They may only be two little letters, but the title DJ (or rather lack of it) when it comes to Kormac and his studio work is a crucial one. Always as much a musician as a player of other people’s records, his move from the cut and paste sampling approach of debut album Word Play to his all singing, all dancing Big Band – en route taking in his AV show – indicates an artist with a genuine vision. Doorsteps backs up that theory and then some, a record that will surely emerge as one of the most inventive releases this year.
This time the approach has shifted to a collection of guest vocalists performing against a backdrop that mixes live and sampled sounds. The guest list is varied, from Speech Debelle and Micah P Hinson to Irvine Welsh and Vyvienne Long, the mood of the record shifting accordingly. Hip-hop is clearly a major influence but Kormac never lets himself be painted into a corner, equally as happy providing a subtle soundtrack to Welsh’s lecture on modern life and a quiet / loud / quiet dynamic for Long’s ‘Drown Me’ as he is a cheery big beat riff on ‘Superhero’.

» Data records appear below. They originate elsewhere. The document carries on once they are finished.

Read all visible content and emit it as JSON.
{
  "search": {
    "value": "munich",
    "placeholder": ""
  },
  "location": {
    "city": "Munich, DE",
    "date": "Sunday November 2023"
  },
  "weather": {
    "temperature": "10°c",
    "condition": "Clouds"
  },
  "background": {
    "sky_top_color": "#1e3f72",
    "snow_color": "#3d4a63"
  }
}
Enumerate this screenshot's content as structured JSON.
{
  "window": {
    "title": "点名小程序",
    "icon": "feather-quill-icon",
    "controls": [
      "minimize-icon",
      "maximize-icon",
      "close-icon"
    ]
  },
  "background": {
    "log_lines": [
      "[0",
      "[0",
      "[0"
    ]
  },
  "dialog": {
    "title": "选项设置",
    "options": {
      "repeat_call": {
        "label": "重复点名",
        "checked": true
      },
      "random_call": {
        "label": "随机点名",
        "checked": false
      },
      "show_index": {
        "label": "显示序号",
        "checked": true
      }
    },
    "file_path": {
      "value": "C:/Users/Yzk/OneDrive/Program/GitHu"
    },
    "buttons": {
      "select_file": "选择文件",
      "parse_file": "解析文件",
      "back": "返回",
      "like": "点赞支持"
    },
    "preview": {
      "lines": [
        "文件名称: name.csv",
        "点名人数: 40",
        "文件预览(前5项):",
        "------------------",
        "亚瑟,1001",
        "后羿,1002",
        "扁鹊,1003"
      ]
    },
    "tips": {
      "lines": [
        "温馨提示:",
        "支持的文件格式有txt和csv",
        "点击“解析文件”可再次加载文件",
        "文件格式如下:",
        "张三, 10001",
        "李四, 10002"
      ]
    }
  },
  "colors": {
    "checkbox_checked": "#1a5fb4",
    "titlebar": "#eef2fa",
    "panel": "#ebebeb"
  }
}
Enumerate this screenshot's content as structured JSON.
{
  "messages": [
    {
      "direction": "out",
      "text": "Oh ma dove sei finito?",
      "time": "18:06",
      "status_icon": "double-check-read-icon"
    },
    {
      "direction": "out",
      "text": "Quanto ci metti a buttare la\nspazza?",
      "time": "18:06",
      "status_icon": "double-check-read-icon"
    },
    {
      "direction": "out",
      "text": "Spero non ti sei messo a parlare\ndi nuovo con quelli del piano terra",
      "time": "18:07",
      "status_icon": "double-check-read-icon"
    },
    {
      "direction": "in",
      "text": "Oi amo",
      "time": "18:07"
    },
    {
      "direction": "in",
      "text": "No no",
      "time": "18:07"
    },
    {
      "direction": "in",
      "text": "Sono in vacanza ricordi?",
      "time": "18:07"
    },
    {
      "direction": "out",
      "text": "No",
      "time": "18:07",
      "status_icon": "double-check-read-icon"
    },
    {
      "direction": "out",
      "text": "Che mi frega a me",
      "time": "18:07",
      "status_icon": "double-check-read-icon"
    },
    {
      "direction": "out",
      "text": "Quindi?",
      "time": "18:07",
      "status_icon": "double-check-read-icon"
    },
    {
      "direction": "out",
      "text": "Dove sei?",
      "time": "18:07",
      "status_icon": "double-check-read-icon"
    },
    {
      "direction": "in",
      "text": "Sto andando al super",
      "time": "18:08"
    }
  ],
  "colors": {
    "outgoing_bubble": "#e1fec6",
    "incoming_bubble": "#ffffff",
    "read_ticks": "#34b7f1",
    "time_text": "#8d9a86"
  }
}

The album stands out, however, due to Kormac’s masterful use of the resources at his disposal. When lovely opener ‘Wake Up’ breaks down midway through, the last thing you might expect to hear is a tuba yet that’s just what you get and, what’s more, it sounds completely natural. Those brass flourishes throughout give Doorsteps an energy and life all of its own, driven by the perfect combination of humans and machines. Clever enough to sound dumb in parts, the record builds layer upon layer – with each listen revealing a new dimension. A traditional DJ he may not be, Kormac nevertheless is a superstar in the making.